== Problem ==
Repeat the data exactly, please.

== Data shown ==

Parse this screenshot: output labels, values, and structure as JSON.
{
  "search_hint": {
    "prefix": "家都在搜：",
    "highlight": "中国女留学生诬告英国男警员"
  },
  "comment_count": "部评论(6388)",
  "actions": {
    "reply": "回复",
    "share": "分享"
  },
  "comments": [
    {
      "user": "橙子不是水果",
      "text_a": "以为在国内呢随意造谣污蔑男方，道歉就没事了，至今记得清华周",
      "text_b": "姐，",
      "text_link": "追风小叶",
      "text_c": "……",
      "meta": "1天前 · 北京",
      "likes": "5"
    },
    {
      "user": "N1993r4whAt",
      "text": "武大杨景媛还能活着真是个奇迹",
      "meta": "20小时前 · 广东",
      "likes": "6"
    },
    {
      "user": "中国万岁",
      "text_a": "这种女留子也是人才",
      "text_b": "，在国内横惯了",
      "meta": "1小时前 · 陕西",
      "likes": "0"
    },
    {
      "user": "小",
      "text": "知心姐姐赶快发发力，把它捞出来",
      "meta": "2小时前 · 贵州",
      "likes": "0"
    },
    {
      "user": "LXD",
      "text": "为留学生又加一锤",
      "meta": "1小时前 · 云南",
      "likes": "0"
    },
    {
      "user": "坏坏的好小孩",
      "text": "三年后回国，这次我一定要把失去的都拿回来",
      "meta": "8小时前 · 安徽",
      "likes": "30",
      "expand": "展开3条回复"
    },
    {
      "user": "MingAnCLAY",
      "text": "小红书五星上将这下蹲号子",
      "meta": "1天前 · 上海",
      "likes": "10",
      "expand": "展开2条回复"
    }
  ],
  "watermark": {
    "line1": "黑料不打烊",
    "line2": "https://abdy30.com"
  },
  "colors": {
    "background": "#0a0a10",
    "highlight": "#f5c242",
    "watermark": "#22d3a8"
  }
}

== Exercise response ==
Parse this screenshot: output labels, values, and structure as JSON.
{
  "search_hint": {
    "prefix": "家都在搜：",
    "highlight": "中国女留学生诬告英国男警员"
  },
  "comment_count": "部评论(6388)",
  "actions": {
    "reply": "回复",
    "share": "分享"
  },
  "comments": [
    {
      "user": "橙子不是水果",
      "text_a": "以为在国内呢随意造谣污蔑男方，道歉就没事了，至今记得清华周",
      "text_b": "姐，",
      "text_link": "追风小叶",
      "text_c": "……",
      "meta": "1天前 · 北京",
      "likes": "5"
    },
    {
      "user": "N1993r4whAt",
      "text": "武大杨景媛还能活着真是个奇迹",
      "meta": "20小时前 · 广东",
      "likes": "6"
    },
    {
      "user": "中国万岁",
      "text_a": "这种女留子也是人才",
      "text_b": "，在国内横惯了",
      "meta": "1小时前 · 陕西",
      "likes": "0"
    },
    {
      "user": "小",
      "text": "知心姐姐赶快发发力，把它捞出来",
      "meta": "2小时前 · 贵州",
      "likes": "0"
    },
    {
      "user": "LXD",
      "text": "为留学生又加一锤",
      "meta": "1小时前 · 云南",
      "likes": "0"
    },
    {
      "user": "坏坏的好小孩",
      "text": "三年后回国，这次我一定要把失去的都拿回来",
      "meta": "8小时前 · 安徽",
      "likes": "30",
      "expand": "展开3条回复"
    },
    {
      "user": "MingAnCLAY",
      "text": "小红书五星上将这下蹲号子",
      "meta": "1天前 · 上海",
      "likes": "10",
      "expand": "展开2条回复"
    }
  ],
  "watermark": {
    "line1": "黑料不打烊",
    "line2": "https://abdy30.com"
  },
  "colors": {
    "background": "#0a0a10",
    "highlight": "#f5c242",
    "watermark": "#22d3a8"
  }
}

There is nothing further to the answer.